They had left their spaceship before dawn, in order to witness the sunrise ceremonies in the village of Loray, upon the planet of the same name. Sunrise ceremonies, viewed from a proper distance, are often colorful and can provide a whole chapter for an anthropologist's book; but Loray, as usual, proved a disappointment.
Without fanfare, the sun rose, in answer to prayers made to it the preceding night. Slowly it hoisted its dull red expanse above the horizon, warming the topmost branches of the great rain-forest that surrounded the village. And the natives slept on...
Not all the natives. Already the Sweeper was out, cleaning the debris between huts with his twig broom. He slowly shuffled along, human-shaped but unutterably alien. The Sweeper's face was a stylized blank, as though nature had drawn there a preliminary sketch of intelligent life. His head was strangely knobbed and his skin was pigmented a dirty gray.
The Sweeper sang to himself as he swept, in a thick, guttural voice. In only one way was the Sweeper distinguishable from his fellow Lorayans: painted across his face was a broad black band. This was his mark of station, the lowest possible station in that primitive society.
"Now then," Professor Carver said, after the sun had arisen without incident, "a phenomenon such as you describe could not exist. And it most especially could not exist upon a debased, scrubby little planet like this."
"I saw what I saw," Fred maintained, "I don't know from impossible, Professor. I saw it. You want to pass it up, that's up to you."
He leaned against the gnarly bole of a stabicus tree, folded his arms across his meager chest and glowered at the thatch-roofed village. They had been on Loray for nearly two months and Fred detested the village more each day.
He was an underweight, unlovely young man and he wore his hair in a bristling crewcut which accentuated the narrowness of his brow. He had accompanied the professor for close to ten years, had journeyed with him to dozens of planets, and had seen many strange and wonderful things. Everything he saw, however, only increased his contempt for the Galaxy at large. He desired only to return, wealthy and famous, or wealthy and unknown, to his home in Bayonne, New Jersey.

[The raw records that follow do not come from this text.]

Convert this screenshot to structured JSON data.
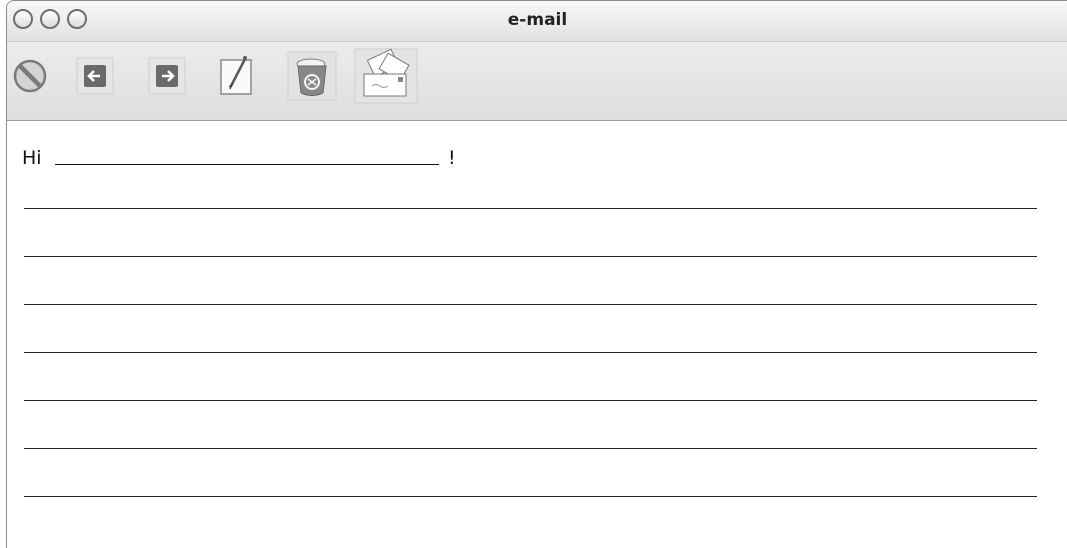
{
  "window": {
    "title": "e-mail"
  },
  "toolbar": {
    "buttons": [
      {
        "name": "stop-button",
        "icon": "stop-icon"
      },
      {
        "name": "back-button",
        "icon": "arrow-left-icon"
      },
      {
        "name": "forward-button",
        "icon": "arrow-right-icon"
      },
      {
        "name": "compose-button",
        "icon": "pencil-icon"
      },
      {
        "name": "recycle-button",
        "icon": "recycle-bin-icon"
      },
      {
        "name": "mail-button",
        "icon": "envelopes-icon"
      }
    ]
  },
  "letter": {
    "greeting": "Hi",
    "punctuation": "!",
    "blank_lines": 7
  }
}
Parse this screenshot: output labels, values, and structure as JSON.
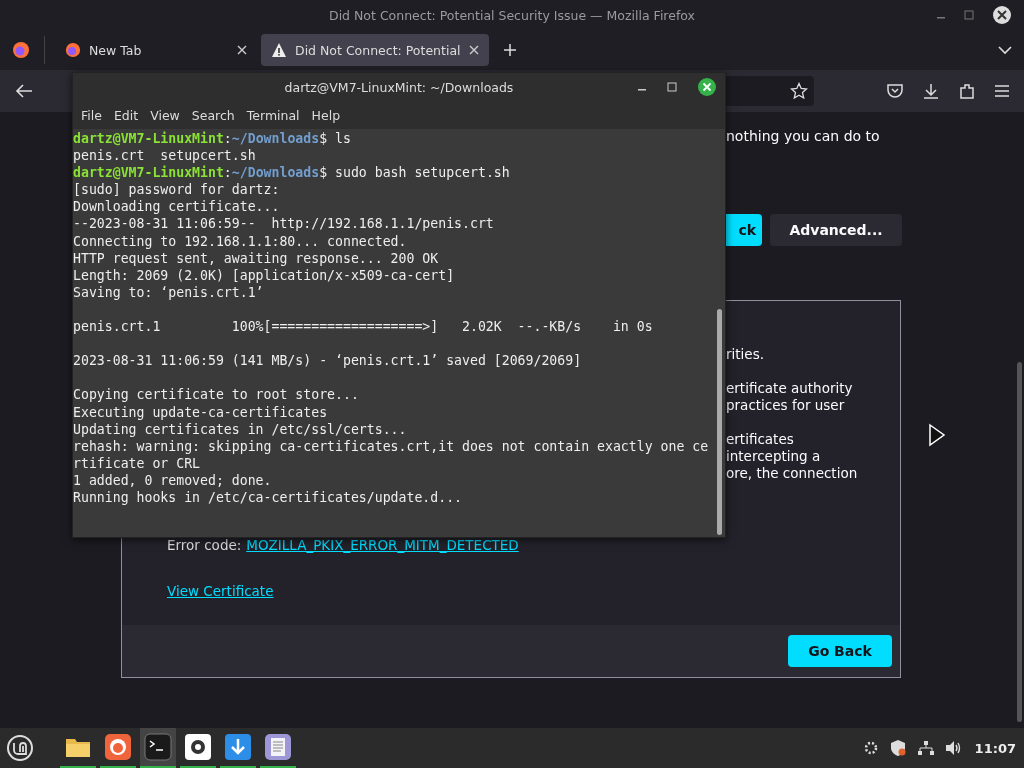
{
  "firefox": {
    "title": "Did Not Connect: Potential Security Issue — Mozilla Firefox",
    "tabs": [
      {
        "label": "New Tab",
        "kind": "firefox",
        "selected": false
      },
      {
        "label": "Did Not Connect: Potential",
        "kind": "warning",
        "selected": true
      }
    ],
    "page": {
      "intro_fragment": "nothing you can do to",
      "buttons": [
        {
          "label": "ck",
          "kind": "primary"
        },
        {
          "label": "Advanced...",
          "kind": "secondary"
        }
      ],
      "paragraphs": [
        [
          "rities."
        ],
        [
          "ertificate authority",
          "practices for user"
        ],
        [
          "ertificates",
          "intercepting a",
          "ore, the connection"
        ]
      ],
      "error_label": "Error code:",
      "error_code": "MOZILLA_PKIX_ERROR_MITM_DETECTED",
      "link": "View Certificate",
      "go_back": "Go Back"
    }
  },
  "terminal": {
    "title": "dartz@VM7-LinuxMint: ~/Downloads",
    "menu": [
      "File",
      "Edit",
      "View",
      "Search",
      "Terminal",
      "Help"
    ],
    "lines": [
      {
        "blank_before": false,
        "segments": [
          {
            "kind": "user",
            "text": "dartz@VM7-LinuxMint"
          },
          {
            "kind": "plain",
            "text": ":"
          },
          {
            "kind": "path",
            "text": "~/Downloads"
          },
          {
            "kind": "plain",
            "text": "$ ls"
          }
        ]
      },
      {
        "blank_before": false,
        "segments": [
          {
            "kind": "plain",
            "text": "penis.crt  setupcert.sh"
          }
        ]
      },
      {
        "blank_before": false,
        "segments": [
          {
            "kind": "user",
            "text": "dartz@VM7-LinuxMint"
          },
          {
            "kind": "plain",
            "text": ":"
          },
          {
            "kind": "path",
            "text": "~/Downloads"
          },
          {
            "kind": "plain",
            "text": "$ sudo bash setupcert.sh"
          }
        ]
      },
      {
        "blank_before": false,
        "segments": [
          {
            "kind": "plain",
            "text": "[sudo] password for dartz:"
          }
        ]
      },
      {
        "blank_before": false,
        "segments": [
          {
            "kind": "plain",
            "text": "Downloading certificate..."
          }
        ]
      },
      {
        "blank_before": false,
        "segments": [
          {
            "kind": "plain",
            "text": "--2023-08-31 11:06:59--  http://192.168.1.1/penis.crt"
          }
        ]
      },
      {
        "blank_before": false,
        "segments": [
          {
            "kind": "plain",
            "text": "Connecting to 192.168.1.1:80... connected."
          }
        ]
      },
      {
        "blank_before": false,
        "segments": [
          {
            "kind": "plain",
            "text": "HTTP request sent, awaiting response... 200 OK"
          }
        ]
      },
      {
        "blank_before": false,
        "segments": [
          {
            "kind": "plain",
            "text": "Length: 2069 (2.0K) [application/x-x509-ca-cert]"
          }
        ]
      },
      {
        "blank_before": false,
        "segments": [
          {
            "kind": "plain",
            "text": "Saving to: ‘penis.crt.1’"
          }
        ]
      },
      {
        "blank_before": true,
        "segments": [
          {
            "kind": "plain",
            "text": "penis.crt.1         100%[===================>]   2.02K  --.-KB/s    in 0s"
          }
        ]
      },
      {
        "blank_before": true,
        "segments": [
          {
            "kind": "plain",
            "text": "2023-08-31 11:06:59 (141 MB/s) - ‘penis.crt.1’ saved [2069/2069]"
          }
        ]
      },
      {
        "blank_before": true,
        "segments": [
          {
            "kind": "plain",
            "text": "Copying certificate to root store..."
          }
        ]
      },
      {
        "blank_before": false,
        "segments": [
          {
            "kind": "plain",
            "text": "Executing update-ca-certificates"
          }
        ]
      },
      {
        "blank_before": false,
        "segments": [
          {
            "kind": "plain",
            "text": "Updating certificates in /etc/ssl/certs..."
          }
        ]
      },
      {
        "blank_before": false,
        "segments": [
          {
            "kind": "plain",
            "text": "rehash: warning: skipping ca-certificates.crt,it does not contain exactly one ce"
          }
        ]
      },
      {
        "blank_before": false,
        "segments": [
          {
            "kind": "plain",
            "text": "rtificate or CRL"
          }
        ]
      },
      {
        "blank_before": false,
        "segments": [
          {
            "kind": "plain",
            "text": "1 added, 0 removed; done."
          }
        ]
      },
      {
        "blank_before": false,
        "segments": [
          {
            "kind": "plain",
            "text": "Running hooks in /etc/ca-certificates/update.d..."
          }
        ]
      }
    ]
  },
  "taskbar": {
    "apps": [
      {
        "kind": "files",
        "running": true,
        "selected": false
      },
      {
        "kind": "firefox",
        "running": true,
        "selected": false
      },
      {
        "kind": "terminal",
        "running": true,
        "selected": true
      },
      {
        "kind": "settings",
        "running": true,
        "selected": false
      },
      {
        "kind": "download",
        "running": true,
        "selected": false
      },
      {
        "kind": "notes",
        "running": true,
        "selected": false
      }
    ],
    "clock": "11:07"
  }
}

"This thing could make us rich," Fred accused. "And you want to pass it up."